» Problem description
Whenever a line in the entries below contains "phpBB", copy that line.

(Listed entries Opens)

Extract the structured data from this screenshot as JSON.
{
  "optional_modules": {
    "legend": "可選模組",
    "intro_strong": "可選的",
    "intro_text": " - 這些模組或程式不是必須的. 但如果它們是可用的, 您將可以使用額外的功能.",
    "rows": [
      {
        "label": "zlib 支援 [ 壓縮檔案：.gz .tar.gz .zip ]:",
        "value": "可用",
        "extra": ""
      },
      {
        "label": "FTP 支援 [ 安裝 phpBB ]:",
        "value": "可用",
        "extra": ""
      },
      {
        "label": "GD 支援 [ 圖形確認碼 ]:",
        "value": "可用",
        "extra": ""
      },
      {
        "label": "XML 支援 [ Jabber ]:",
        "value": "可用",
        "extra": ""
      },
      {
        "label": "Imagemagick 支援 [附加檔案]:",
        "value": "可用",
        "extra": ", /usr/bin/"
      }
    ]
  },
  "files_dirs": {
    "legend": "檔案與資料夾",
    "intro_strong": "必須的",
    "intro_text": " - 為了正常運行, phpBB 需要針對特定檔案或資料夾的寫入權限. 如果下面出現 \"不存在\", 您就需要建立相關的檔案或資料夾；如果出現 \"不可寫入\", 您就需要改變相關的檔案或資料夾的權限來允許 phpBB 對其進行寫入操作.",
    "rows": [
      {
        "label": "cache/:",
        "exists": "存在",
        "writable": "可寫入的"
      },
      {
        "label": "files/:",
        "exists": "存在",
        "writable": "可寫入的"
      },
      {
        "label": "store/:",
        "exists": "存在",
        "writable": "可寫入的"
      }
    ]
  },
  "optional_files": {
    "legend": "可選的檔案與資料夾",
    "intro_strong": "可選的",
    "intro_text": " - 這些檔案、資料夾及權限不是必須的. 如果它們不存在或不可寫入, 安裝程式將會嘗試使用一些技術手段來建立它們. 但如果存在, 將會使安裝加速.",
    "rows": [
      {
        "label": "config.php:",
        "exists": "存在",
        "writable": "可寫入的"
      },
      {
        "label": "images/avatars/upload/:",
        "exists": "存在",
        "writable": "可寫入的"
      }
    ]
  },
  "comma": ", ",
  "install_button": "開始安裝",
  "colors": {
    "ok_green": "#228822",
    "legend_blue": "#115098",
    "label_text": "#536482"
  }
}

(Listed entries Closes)

» Solution
        "label": "FTP 支援 [ 安裝 phpBB ]:",
    "intro_text": " - 為了正常運行, phpBB 需要針對特定檔案或資料夾的寫入權限. 如果下面出現 \"不存在\", 您就需要建立相關的檔案或資料夾；如果出現 \"不可寫入\", 您就需要改變相關的檔案或資料夾的權限來允許 phpBB 對其進行寫入操作.",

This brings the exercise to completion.